----- DATA EXCERPTS -----

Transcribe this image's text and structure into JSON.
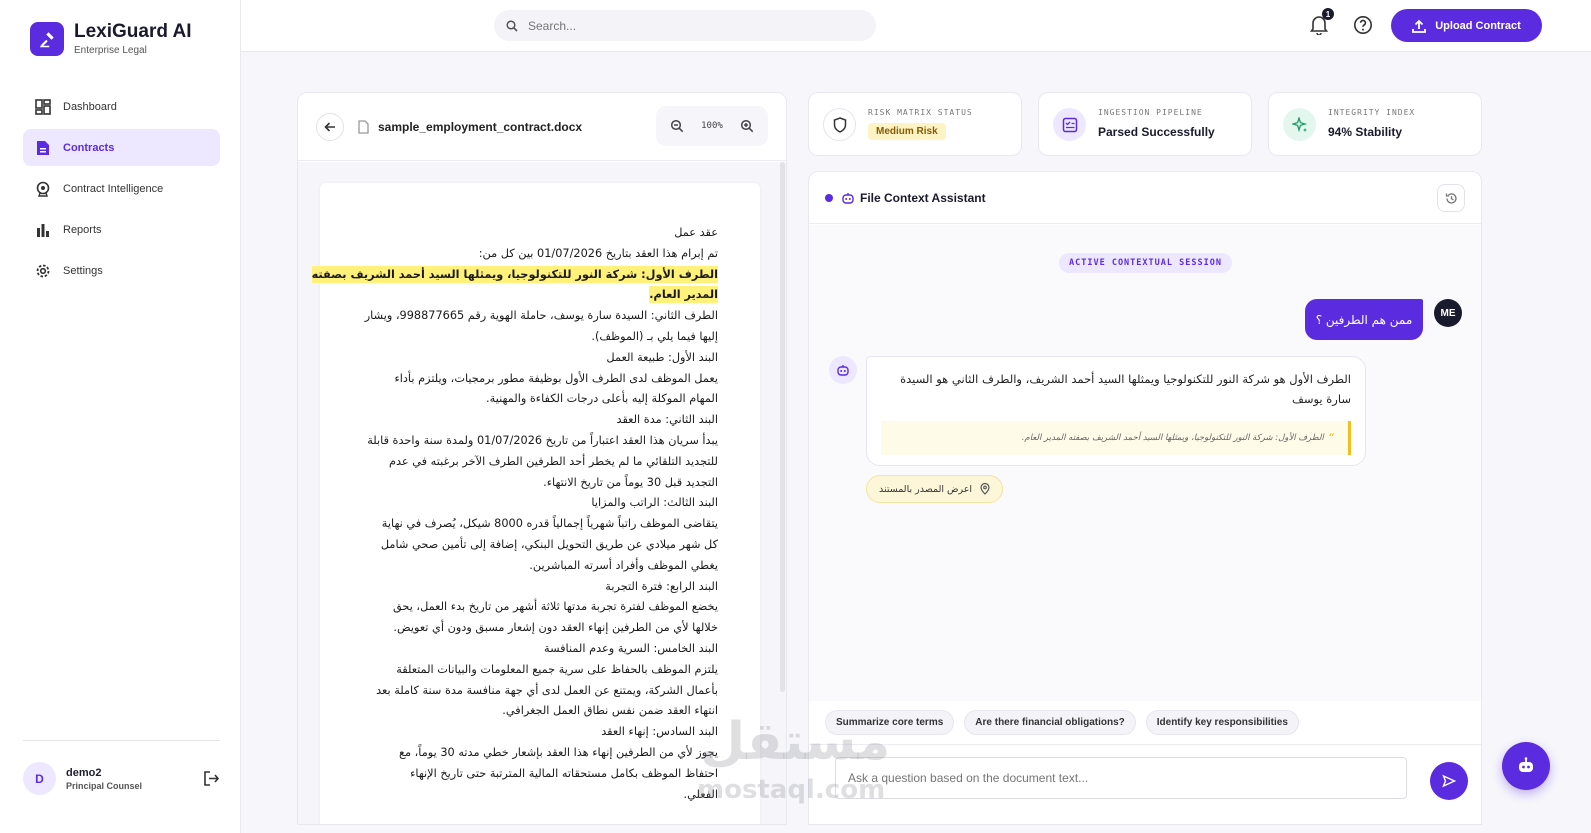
{
  "brand": {
    "title": "LexiGuard AI",
    "subtitle": "Enterprise Legal"
  },
  "sidebar": {
    "items": [
      {
        "label": "Dashboard",
        "icon": "dashboard-icon",
        "active": false
      },
      {
        "label": "Contracts",
        "icon": "document-icon",
        "active": true
      },
      {
        "label": "Contract Intelligence",
        "icon": "intelligence-icon",
        "active": false
      },
      {
        "label": "Reports",
        "icon": "bar-chart-icon",
        "active": false
      },
      {
        "label": "Settings",
        "icon": "gear-icon",
        "active": false
      }
    ],
    "user": {
      "initial": "D",
      "name": "demo2",
      "role": "Principal Counsel"
    }
  },
  "topbar": {
    "search_placeholder": "Search...",
    "notification_count": "1",
    "upload_label": "Upload Contract"
  },
  "document": {
    "file_name": "sample_employment_contract.docx",
    "zoom": "100%",
    "lines": [
      "عقد عمل",
      "تم إبرام هذا العقد بتاريخ 01/07/2026 بين كل من:",
      "الطرف الأول: شركة النور للتكنولوجيا، ويمثلها السيد أحمد الشريف بصفته",
      "المدير العام.",
      "الطرف الثاني: السيدة سارة يوسف، حاملة الهوية رقم 998877665، ويشار",
      "إليها فيما يلي بـ (الموظف).",
      "البند الأول: طبيعة العمل",
      "يعمل الموظف لدى الطرف الأول بوظيفة مطور برمجيات، ويلتزم بأداء",
      "المهام الموكلة إليه بأعلى درجات الكفاءة والمهنية.",
      "البند الثاني: مدة العقد",
      "يبدأ سريان هذا العقد اعتباراً من تاريخ 01/07/2026 ولمدة سنة واحدة قابلة",
      "للتجديد التلقائي ما لم يخطر أحد الطرفين الطرف الآخر برغبته في عدم",
      "التجديد قبل 30 يوماً من تاريخ الانتهاء.",
      "البند الثالث: الراتب والمزايا",
      "يتقاضى الموظف راتباً شهرياً إجمالياً قدره 8000 شيكل، يُصرف في نهاية",
      "كل شهر ميلادي عن طريق التحويل البنكي، إضافة إلى تأمين صحي شامل",
      "يغطي الموظف وأفراد أسرته المباشرين.",
      "البند الرابع: فترة التجربة",
      "يخضع الموظف لفترة تجربة مدتها ثلاثة أشهر من تاريخ بدء العمل، يحق",
      "خلالها لأي من الطرفين إنهاء العقد دون إشعار مسبق ودون أي تعويض.",
      "البند الخامس: السرية وعدم المنافسة",
      "يلتزم الموظف بالحفاظ على سرية جميع المعلومات والبيانات المتعلقة",
      "بأعمال الشركة، ويمتنع عن العمل لدى أي جهة منافسة مدة سنة كاملة بعد",
      "انتهاء العقد ضمن نفس نطاق العمل الجغرافي.",
      "البند السادس: إنهاء العقد",
      "يجوز لأي من الطرفين إنهاء هذا العقد بإشعار خطي مدته 30 يوماً، مع",
      "احتفاظ الموظف بكامل مستحقاته المالية المترتبة حتى تاريخ الإنهاء",
      "الفعلي."
    ]
  },
  "stats": [
    {
      "label": "RISK MATRIX STATUS",
      "value": "Medium Risk",
      "icon": "shield-icon"
    },
    {
      "label": "INGESTION PIPELINE",
      "value": "Parsed Successfully",
      "icon": "checklist-icon"
    },
    {
      "label": "INTEGRITY INDEX",
      "value": "94% Stability",
      "icon": "sparkle-icon"
    }
  ],
  "assistant": {
    "title": "File Context Assistant",
    "session_label": "ACTIVE CONTEXTUAL SESSION",
    "user_avatar": "ME",
    "user_message": "ممن هم الطرفين ؟",
    "bot_message": "الطرف الأول هو شركة النور للتكنولوجيا ويمثلها السيد أحمد الشريف، والطرف الثاني هو السيدة سارة يوسف",
    "quote": "الطرف الأول: شركة النور للتكنولوجيا، ويمثلها السيد أحمد الشريف بصفته المدير العام.",
    "source_button": "اعرض المصدر بالمستند",
    "suggestions": [
      "Summarize core terms",
      "Are there financial obligations?",
      "Identify key responsibilities"
    ],
    "input_placeholder": "Ask a question based on the document text..."
  },
  "watermark": {
    "text": "مستقل",
    "sub": "mostaql.com"
  },
  "colors": {
    "accent": "#5b2be0",
    "highlight": "#fff17a",
    "risk_bg": "#fdf3c4"
  }
}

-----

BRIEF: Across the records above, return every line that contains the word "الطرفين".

TASK RESPONSE:
      "للتجديد التلقائي ما لم يخطر أحد الطرفين الطرف الآخر برغبته في عدم",
      "خلالها لأي من الطرفين إنهاء العقد دون إشعار مسبق ودون أي تعويض.",
      "يجوز لأي من الطرفين إنهاء هذا العقد بإشعار خطي مدته 30 يوماً، مع",
    "user_message": "ممن هم الطرفين ؟",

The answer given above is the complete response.